*Excerpted data:*
/---
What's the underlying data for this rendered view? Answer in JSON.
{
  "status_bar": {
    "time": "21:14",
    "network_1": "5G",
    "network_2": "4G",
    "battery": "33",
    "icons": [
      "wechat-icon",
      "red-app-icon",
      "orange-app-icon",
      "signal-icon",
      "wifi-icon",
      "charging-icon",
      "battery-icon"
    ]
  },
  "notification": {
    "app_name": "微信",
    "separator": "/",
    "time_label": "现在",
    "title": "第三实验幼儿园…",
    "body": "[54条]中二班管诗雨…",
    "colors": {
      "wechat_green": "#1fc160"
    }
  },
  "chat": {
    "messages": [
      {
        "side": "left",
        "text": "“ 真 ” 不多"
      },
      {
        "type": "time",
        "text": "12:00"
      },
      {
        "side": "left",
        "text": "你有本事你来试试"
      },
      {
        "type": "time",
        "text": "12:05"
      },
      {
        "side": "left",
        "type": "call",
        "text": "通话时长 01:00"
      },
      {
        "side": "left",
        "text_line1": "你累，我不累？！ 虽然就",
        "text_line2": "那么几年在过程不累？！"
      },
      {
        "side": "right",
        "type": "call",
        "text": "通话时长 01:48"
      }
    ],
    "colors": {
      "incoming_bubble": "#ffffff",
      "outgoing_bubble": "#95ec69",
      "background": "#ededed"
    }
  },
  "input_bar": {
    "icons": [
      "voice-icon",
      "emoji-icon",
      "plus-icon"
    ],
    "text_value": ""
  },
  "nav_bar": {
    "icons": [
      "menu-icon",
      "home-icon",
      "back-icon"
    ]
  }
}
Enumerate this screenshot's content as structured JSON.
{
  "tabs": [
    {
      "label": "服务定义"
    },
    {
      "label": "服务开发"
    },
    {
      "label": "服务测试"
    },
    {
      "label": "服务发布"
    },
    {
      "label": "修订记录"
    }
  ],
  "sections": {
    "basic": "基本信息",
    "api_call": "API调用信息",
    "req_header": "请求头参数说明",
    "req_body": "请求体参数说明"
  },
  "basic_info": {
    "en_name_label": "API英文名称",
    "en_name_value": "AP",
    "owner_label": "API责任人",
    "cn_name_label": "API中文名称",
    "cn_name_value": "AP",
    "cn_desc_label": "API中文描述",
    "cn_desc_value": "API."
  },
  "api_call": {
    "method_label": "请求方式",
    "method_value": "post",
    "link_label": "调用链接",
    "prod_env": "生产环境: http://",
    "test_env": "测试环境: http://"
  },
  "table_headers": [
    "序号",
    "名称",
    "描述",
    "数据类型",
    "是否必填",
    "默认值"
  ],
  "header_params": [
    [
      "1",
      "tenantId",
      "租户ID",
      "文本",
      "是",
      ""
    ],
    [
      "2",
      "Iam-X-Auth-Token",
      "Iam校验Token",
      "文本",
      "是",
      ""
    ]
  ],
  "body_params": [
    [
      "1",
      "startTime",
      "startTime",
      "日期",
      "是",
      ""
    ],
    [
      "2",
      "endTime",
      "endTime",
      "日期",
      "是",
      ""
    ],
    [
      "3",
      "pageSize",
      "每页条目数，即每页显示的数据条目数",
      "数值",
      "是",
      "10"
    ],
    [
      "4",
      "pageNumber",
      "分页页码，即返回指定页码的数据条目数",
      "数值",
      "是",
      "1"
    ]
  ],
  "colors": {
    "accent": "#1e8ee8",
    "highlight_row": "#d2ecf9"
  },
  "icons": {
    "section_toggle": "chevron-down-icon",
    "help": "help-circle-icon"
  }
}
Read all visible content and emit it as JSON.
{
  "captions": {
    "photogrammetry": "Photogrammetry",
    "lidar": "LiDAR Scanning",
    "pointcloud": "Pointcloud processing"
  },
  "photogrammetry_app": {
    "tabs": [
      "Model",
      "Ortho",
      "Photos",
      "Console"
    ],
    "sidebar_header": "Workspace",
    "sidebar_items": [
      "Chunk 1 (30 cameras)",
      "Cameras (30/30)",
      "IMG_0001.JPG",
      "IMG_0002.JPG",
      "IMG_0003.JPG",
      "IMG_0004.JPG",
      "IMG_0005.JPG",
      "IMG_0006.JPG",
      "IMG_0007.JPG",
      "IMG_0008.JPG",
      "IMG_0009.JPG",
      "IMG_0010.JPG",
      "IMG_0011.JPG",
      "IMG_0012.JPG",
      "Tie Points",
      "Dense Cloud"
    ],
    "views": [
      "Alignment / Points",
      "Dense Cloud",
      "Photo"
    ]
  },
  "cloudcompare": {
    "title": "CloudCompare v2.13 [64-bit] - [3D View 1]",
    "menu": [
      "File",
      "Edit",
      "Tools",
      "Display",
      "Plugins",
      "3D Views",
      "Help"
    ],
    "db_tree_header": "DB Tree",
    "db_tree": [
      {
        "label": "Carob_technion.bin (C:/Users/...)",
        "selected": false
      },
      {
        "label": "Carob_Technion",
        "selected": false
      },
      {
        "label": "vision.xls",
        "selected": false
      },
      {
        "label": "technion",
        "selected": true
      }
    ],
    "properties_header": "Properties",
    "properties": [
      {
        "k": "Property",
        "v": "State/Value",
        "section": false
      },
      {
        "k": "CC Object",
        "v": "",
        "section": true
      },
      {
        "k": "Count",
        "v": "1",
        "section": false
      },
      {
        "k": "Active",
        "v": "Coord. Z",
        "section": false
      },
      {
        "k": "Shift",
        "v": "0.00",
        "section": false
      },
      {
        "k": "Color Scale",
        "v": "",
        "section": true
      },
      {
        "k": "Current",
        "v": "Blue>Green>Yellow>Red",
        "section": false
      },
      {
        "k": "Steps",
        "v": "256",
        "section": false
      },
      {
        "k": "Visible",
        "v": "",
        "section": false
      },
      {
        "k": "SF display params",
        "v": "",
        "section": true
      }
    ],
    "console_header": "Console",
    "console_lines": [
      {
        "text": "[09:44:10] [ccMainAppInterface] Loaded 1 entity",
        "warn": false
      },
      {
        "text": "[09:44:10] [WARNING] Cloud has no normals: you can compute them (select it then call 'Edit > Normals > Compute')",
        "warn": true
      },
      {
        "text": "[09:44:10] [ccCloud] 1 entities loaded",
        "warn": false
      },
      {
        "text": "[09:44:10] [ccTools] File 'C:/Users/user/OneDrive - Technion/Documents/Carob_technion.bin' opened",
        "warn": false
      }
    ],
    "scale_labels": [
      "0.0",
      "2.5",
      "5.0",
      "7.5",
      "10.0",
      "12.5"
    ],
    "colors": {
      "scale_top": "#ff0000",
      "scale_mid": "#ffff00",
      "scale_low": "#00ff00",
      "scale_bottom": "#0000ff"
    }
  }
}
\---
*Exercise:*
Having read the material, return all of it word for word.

*Exercise response:*
What's the underlying data for this rendered view? Answer in JSON.
{
  "status_bar": {
    "time": "21:14",
    "network_1": "5G",
    "network_2": "4G",
    "battery": "33",
    "icons": [
      "wechat-icon",
      "red-app-icon",
      "orange-app-icon",
      "signal-icon",
      "wifi-icon",
      "charging-icon",
      "battery-icon"
    ]
  },
  "notification": {
    "app_name": "微信",
    "separator": "/",
    "time_label": "现在",
    "title": "第三实验幼儿园…",
    "body": "[54条]中二班管诗雨…",
    "colors": {
      "wechat_green": "#1fc160"
    }
  },
  "chat": {
    "messages": [
      {
        "side": "left",
        "text": "“ 真 ” 不多"
      },
      {
        "type": "time",
        "text": "12:00"
      },
      {
        "side": "left",
        "text": "你有本事你来试试"
      },
      {
        "type": "time",
        "text": "12:05"
      },
      {
        "side": "left",
        "type": "call",
        "text": "通话时长 01:00"
      },
      {
        "side": "left",
        "text_line1": "你累，我不累？！ 虽然就",
        "text_line2": "那么几年在过程不累？！"
      },
      {
        "side": "right",
        "type": "call",
        "text": "通话时长 01:48"
      }
    ],
    "colors": {
      "incoming_bubble": "#ffffff",
      "outgoing_bubble": "#95ec69",
      "background": "#ededed"
    }
  },
  "input_bar": {
    "icons": [
      "voice-icon",
      "emoji-icon",
      "plus-icon"
    ],
    "text_value": ""
  },
  "nav_bar": {
    "icons": [
      "menu-icon",
      "home-icon",
      "back-icon"
    ]
  }
}
Enumerate this screenshot's content as structured JSON.
{
  "tabs": [
    {
      "label": "服务定义"
    },
    {
      "label": "服务开发"
    },
    {
      "label": "服务测试"
    },
    {
      "label": "服务发布"
    },
    {
      "label": "修订记录"
    }
  ],
  "sections": {
    "basic": "基本信息",
    "api_call": "API调用信息",
    "req_header": "请求头参数说明",
    "req_body": "请求体参数说明"
  },
  "basic_info": {
    "en_name_label": "API英文名称",
    "en_name_value": "AP",
    "owner_label": "API责任人",
    "cn_name_label": "API中文名称",
    "cn_name_value": "AP",
    "cn_desc_label": "API中文描述",
    "cn_desc_value": "API."
  },
  "api_call": {
    "method_label": "请求方式",
    "method_value": "post",
    "link_label": "调用链接",
    "prod_env": "生产环境: http://",
    "test_env": "测试环境: http://"
  },
  "table_headers": [
    "序号",
    "名称",
    "描述",
    "数据类型",
    "是否必填",
    "默认值"
  ],
  "header_params": [
    [
      "1",
      "tenantId",
      "租户ID",
      "文本",
      "是",
      ""
    ],
    [
      "2",
      "Iam-X-Auth-Token",
      "Iam校验Token",
      "文本",
      "是",
      ""
    ]
  ],
  "body_params": [
    [
      "1",
      "startTime",
      "startTime",
      "日期",
      "是",
      ""
    ],
    [
      "2",
      "endTime",
      "endTime",
      "日期",
      "是",
      ""
    ],
    [
      "3",
      "pageSize",
      "每页条目数，即每页显示的数据条目数",
      "数值",
      "是",
      "10"
    ],
    [
      "4",
      "pageNumber",
      "分页页码，即返回指定页码的数据条目数",
      "数值",
      "是",
      "1"
    ]
  ],
  "colors": {
    "accent": "#1e8ee8",
    "highlight_row": "#d2ecf9"
  },
  "icons": {
    "section_toggle": "chevron-down-icon",
    "help": "help-circle-icon"
  }
}
Read all visible content and emit it as JSON.
{
  "captions": {
    "photogrammetry": "Photogrammetry",
    "lidar": "LiDAR Scanning",
    "pointcloud": "Pointcloud processing"
  },
  "photogrammetry_app": {
    "tabs": [
      "Model",
      "Ortho",
      "Photos",
      "Console"
    ],
    "sidebar_header": "Workspace",
    "sidebar_items": [
      "Chunk 1 (30 cameras)",
      "Cameras (30/30)",
      "IMG_0001.JPG",
      "IMG_0002.JPG",
      "IMG_0003.JPG",
      "IMG_0004.JPG",
      "IMG_0005.JPG",
      "IMG_0006.JPG",
      "IMG_0007.JPG",
      "IMG_0008.JPG",
      "IMG_0009.JPG",
      "IMG_0010.JPG",
      "IMG_0011.JPG",
      "IMG_0012.JPG",
      "Tie Points",
      "Dense Cloud"
    ],
    "views": [
      "Alignment / Points",
      "Dense Cloud",
      "Photo"
    ]
  },
  "cloudcompare": {
    "title": "CloudCompare v2.13 [64-bit] - [3D View 1]",
    "menu": [
      "File",
      "Edit",
      "Tools",
      "Display",
      "Plugins",
      "3D Views",
      "Help"
    ],
    "db_tree_header": "DB Tree",
    "db_tree": [
      {
        "label": "Carob_technion.bin (C:/Users/...)",
        "selected": false
      },
      {
        "label": "Carob_Technion",
        "selected": false
      },
      {
        "label": "vision.xls",
        "selected": false
      },
      {
        "label": "technion",
        "selected": true
      }
    ],
    "properties_header": "Properties",
    "properties": [
      {
        "k": "Property",
        "v": "State/Value",
        "section": false
      },
      {
        "k": "CC Object",
        "v": "",
        "section": true
      },
      {
        "k": "Count",
        "v": "1",
        "section": false
      },
      {
        "k": "Active",
        "v": "Coord. Z",
        "section": false
      },
      {
        "k": "Shift",
        "v": "0.00",
        "section": false
      },
      {
        "k": "Color Scale",
        "v": "",
        "section": true
      },
      {
        "k": "Current",
        "v": "Blue>Green>Yellow>Red",
        "section": false
      },
      {
        "k": "Steps",
        "v": "256",
        "section": false
      },
      {
        "k": "Visible",
        "v": "",
        "section": false
      },
      {
        "k": "SF display params",
        "v": "",
        "section": true
      }
    ],
    "console_header": "Console",
    "console_lines": [
      {
        "text": "[09:44:10] [ccMainAppInterface] Loaded 1 entity",
        "warn": false
      },
      {
        "text": "[09:44:10] [WARNING] Cloud has no normals: you can compute them (select it then call 'Edit > Normals > Compute')",
        "warn": true
      },
      {
        "text": "[09:44:10] [ccCloud] 1 entities loaded",
        "warn": false
      },
      {
        "text": "[09:44:10] [ccTools] File 'C:/Users/user/OneDrive - Technion/Documents/Carob_technion.bin' opened",
        "warn": false
      }
    ],
    "scale_labels": [
      "0.0",
      "2.5",
      "5.0",
      "7.5",
      "10.0",
      "12.5"
    ],
    "colors": {
      "scale_top": "#ff0000",
      "scale_mid": "#ffff00",
      "scale_low": "#00ff00",
      "scale_bottom": "#0000ff"
    }
  }
}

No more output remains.